October 1845-July 1846

The Collected Letters, Volume 20


TC TO JEAN CARLYLE AITKEN ; 6 October 1845; DOI: 10.1215/lt-18451006-TC-JCA-01; CL 20: 14-15


Scotsbrig, Monday, 6 Octr 1845—

Dear Jean,

I am much obliged by your Note; and doubly so by your keeping off of that “Troubadour,” who would have been a very awkward customer here at present!— Mr Johnston1 deserves thanks too for his good sense in that matter.

I got your Letter on Middlebie Brae yesterday morning; we have a Post now that brings our Letters on, daily at 10 o'clock, to Backburn. I took a very long walk in the bright beautiful morning with your news in my pocket; met our Mother and Jamie bound to the Preaching, and gave them notice of you,—for my route lay (after Middlebie) by the Rig, by Langtether, and the silent moors far and wide.2 This day I have sat some 5 hours correcting an Index; the last botheration I am to have with that Book of mine: I could have written more at large but for that long detention within doors: daylight is now very nearly gone.

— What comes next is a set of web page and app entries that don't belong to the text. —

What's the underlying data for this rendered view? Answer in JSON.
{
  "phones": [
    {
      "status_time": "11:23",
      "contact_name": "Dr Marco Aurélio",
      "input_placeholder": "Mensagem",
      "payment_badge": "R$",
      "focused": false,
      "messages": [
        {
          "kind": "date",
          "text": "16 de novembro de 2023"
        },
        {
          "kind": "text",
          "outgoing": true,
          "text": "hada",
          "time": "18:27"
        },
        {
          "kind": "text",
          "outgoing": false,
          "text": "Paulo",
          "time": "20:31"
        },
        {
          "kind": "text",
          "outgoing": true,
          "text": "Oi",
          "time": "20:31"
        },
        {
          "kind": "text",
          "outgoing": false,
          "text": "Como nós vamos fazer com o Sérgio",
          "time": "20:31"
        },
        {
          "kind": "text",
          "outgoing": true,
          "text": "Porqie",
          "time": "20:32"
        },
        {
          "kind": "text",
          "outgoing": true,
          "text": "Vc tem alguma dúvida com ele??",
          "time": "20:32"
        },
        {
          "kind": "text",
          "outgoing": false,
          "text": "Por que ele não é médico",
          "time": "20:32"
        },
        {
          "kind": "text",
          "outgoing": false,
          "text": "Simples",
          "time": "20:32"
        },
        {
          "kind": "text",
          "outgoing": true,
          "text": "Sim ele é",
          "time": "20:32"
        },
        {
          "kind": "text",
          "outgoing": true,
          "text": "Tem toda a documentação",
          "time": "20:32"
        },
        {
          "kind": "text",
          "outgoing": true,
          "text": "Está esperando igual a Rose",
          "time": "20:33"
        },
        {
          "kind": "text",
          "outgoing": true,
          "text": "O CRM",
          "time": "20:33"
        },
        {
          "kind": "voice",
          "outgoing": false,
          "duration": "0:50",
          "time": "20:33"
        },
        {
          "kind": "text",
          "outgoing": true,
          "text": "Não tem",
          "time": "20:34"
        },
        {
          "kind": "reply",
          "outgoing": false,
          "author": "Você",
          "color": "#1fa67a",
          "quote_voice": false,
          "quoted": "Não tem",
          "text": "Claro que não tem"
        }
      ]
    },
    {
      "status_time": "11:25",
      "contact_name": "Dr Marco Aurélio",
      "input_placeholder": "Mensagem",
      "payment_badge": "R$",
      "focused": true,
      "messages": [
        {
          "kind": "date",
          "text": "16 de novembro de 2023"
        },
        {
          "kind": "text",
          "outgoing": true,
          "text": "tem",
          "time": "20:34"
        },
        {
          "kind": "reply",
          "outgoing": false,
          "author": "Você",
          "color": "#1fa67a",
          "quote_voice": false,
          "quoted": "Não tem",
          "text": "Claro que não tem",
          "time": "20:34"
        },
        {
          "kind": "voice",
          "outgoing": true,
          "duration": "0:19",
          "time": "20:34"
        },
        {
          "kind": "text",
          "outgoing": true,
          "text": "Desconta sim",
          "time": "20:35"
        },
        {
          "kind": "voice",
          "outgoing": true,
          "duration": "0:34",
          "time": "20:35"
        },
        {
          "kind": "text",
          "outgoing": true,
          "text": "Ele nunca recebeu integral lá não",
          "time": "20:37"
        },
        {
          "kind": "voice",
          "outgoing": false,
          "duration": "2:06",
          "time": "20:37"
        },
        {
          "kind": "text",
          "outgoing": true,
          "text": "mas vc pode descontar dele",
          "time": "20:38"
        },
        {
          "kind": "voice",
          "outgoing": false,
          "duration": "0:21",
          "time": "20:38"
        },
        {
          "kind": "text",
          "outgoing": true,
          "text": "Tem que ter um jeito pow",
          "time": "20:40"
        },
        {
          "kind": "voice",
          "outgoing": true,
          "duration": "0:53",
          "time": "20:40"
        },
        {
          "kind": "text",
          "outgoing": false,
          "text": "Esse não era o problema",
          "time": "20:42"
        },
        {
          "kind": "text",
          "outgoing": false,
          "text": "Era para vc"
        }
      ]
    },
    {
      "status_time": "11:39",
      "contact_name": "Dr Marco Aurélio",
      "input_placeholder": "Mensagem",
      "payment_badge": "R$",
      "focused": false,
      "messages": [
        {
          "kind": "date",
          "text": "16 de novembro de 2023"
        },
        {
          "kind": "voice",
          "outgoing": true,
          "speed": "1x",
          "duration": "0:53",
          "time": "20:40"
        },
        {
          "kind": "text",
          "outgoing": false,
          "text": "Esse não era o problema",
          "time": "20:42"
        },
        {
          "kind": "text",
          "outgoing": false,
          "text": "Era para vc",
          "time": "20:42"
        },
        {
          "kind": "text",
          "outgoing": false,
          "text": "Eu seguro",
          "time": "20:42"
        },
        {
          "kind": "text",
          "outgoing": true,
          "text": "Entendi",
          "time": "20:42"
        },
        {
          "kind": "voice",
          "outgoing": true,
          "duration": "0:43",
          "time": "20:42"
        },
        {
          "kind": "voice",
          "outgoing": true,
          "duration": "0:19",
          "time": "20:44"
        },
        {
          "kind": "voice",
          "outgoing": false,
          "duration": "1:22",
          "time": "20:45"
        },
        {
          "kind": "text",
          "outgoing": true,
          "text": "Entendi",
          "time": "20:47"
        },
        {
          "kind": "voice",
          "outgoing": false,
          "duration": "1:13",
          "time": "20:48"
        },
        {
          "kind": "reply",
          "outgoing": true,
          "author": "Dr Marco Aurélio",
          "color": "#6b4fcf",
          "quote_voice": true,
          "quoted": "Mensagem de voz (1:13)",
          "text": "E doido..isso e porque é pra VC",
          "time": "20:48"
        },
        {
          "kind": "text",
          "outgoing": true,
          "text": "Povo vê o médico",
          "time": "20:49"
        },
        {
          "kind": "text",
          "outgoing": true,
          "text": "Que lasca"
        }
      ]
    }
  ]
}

As for health I am certainly no worse since I came to the country; possibly a little better; but it would take a long spell of country to make any impression on so tough a subject. Our Mother too is fully as well as when you saw her,—has been busy all day assisting Jenny to wash: we all do very tolerably well except when the rain grows excessive; then it flattens our spirits a little! During the last Sixty-Hours bout, which sent the sheaves floating past your windows, we were very ill off here too. But the last two days have been bright as diamonds, two of the beautifullest days of the year; to expect a third, I doubt, would be rather too much!— My Mother daily praises the Toaster; laments, however, that you had to send your own away to us, and still worse that you're “no paid yet,”—“neither for it nor for the paper!

Jack is gone into his old Lodgings at Chelsea; continues to intimate, however, that he will be down in this part, “later in the Season”; November, I suppose.— As for me I at one time thought of being off this week; then the beautiful bright weather struck out;—and if that were to continue! It is a real truth, I was not far from taking my umbrella, and bundling off to Dumfries this day on foot. But the Proofsheet came; then the Cattle-shew suggested itself.3— Good night, dear Jean. I will not yet say Farewell: if the weather hold up, it is almost certain I shall see you again. Love to James & the rest. Your affe Brother / T. Carlyle